(App and web page records)
───

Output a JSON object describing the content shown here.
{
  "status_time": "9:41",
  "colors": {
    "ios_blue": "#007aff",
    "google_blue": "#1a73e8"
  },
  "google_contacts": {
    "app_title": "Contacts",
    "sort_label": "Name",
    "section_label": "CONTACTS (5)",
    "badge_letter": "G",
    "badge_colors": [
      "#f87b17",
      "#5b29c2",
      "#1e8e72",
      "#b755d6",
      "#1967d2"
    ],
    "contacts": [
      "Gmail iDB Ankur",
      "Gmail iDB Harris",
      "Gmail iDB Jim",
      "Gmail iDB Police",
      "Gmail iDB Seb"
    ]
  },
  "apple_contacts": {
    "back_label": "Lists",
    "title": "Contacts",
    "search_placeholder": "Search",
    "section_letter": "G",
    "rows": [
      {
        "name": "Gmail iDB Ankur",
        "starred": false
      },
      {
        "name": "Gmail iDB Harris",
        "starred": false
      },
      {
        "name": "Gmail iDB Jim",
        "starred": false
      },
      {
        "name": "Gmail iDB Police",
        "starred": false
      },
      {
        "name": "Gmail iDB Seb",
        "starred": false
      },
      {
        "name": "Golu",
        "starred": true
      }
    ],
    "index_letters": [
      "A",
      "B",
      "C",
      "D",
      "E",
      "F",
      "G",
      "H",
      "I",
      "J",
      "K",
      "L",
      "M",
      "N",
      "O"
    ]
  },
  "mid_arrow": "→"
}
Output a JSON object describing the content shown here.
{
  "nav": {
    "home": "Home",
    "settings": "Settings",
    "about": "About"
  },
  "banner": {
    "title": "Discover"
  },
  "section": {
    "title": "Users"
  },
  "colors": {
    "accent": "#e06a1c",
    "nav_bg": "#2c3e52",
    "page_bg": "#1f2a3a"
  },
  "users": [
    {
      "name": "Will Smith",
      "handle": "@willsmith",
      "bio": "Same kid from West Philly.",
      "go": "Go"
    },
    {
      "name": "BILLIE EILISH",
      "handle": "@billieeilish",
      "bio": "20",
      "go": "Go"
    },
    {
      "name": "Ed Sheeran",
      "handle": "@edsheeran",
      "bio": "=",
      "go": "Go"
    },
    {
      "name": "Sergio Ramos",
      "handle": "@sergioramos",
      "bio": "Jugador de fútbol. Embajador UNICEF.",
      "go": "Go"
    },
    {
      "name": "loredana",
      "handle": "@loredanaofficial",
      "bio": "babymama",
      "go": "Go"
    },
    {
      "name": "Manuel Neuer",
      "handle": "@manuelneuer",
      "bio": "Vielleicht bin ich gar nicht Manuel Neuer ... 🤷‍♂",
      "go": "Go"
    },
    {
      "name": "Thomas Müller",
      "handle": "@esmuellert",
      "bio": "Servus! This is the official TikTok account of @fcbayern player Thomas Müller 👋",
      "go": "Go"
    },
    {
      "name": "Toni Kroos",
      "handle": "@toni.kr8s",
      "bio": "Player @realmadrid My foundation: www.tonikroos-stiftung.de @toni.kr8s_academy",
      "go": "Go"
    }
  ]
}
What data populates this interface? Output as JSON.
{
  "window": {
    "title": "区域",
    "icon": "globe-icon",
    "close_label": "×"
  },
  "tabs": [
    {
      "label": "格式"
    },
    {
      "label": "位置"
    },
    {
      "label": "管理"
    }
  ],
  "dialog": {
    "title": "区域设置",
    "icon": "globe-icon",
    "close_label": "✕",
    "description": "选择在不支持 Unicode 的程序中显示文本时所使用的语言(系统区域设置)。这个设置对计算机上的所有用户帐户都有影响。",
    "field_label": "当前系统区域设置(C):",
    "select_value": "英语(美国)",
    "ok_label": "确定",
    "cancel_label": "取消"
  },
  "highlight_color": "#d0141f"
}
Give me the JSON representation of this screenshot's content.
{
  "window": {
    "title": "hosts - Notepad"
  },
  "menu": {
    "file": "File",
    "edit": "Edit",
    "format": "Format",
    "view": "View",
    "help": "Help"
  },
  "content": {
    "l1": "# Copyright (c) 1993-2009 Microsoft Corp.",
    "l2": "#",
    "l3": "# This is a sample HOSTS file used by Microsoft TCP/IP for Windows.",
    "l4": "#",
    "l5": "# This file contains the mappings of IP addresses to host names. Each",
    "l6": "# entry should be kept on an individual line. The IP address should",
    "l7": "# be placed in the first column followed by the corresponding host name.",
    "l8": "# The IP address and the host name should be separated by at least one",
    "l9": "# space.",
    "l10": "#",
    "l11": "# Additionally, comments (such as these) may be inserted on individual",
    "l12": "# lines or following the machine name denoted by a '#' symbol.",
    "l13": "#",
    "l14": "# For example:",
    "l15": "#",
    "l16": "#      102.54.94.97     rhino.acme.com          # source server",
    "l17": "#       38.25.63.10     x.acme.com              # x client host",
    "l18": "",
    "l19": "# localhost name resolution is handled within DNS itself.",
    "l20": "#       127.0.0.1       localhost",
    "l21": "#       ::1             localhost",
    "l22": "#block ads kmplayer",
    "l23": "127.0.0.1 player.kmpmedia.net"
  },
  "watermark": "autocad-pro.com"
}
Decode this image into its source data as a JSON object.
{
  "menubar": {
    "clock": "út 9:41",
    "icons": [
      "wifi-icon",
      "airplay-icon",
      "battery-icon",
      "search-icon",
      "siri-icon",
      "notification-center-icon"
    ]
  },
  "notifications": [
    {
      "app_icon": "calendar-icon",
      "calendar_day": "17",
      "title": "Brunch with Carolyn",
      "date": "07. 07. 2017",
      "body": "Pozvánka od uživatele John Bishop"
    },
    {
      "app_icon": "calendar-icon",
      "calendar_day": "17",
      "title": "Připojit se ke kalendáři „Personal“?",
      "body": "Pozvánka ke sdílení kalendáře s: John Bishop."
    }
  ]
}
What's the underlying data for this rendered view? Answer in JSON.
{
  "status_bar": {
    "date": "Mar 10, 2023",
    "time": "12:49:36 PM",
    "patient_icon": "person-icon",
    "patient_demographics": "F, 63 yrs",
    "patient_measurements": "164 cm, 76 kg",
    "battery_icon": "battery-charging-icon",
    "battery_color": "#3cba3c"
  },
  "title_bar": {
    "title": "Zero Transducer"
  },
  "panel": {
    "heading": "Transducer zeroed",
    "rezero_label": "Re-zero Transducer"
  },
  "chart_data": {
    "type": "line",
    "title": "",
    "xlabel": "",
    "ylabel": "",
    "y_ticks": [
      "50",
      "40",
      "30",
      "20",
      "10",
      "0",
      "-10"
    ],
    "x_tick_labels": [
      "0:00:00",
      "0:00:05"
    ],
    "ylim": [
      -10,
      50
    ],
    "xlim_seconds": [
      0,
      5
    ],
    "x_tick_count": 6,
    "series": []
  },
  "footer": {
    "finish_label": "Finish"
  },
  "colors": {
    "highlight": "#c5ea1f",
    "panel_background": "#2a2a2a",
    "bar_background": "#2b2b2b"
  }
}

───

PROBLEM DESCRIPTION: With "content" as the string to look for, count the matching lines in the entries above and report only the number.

EXERCISE OUTPUT: 4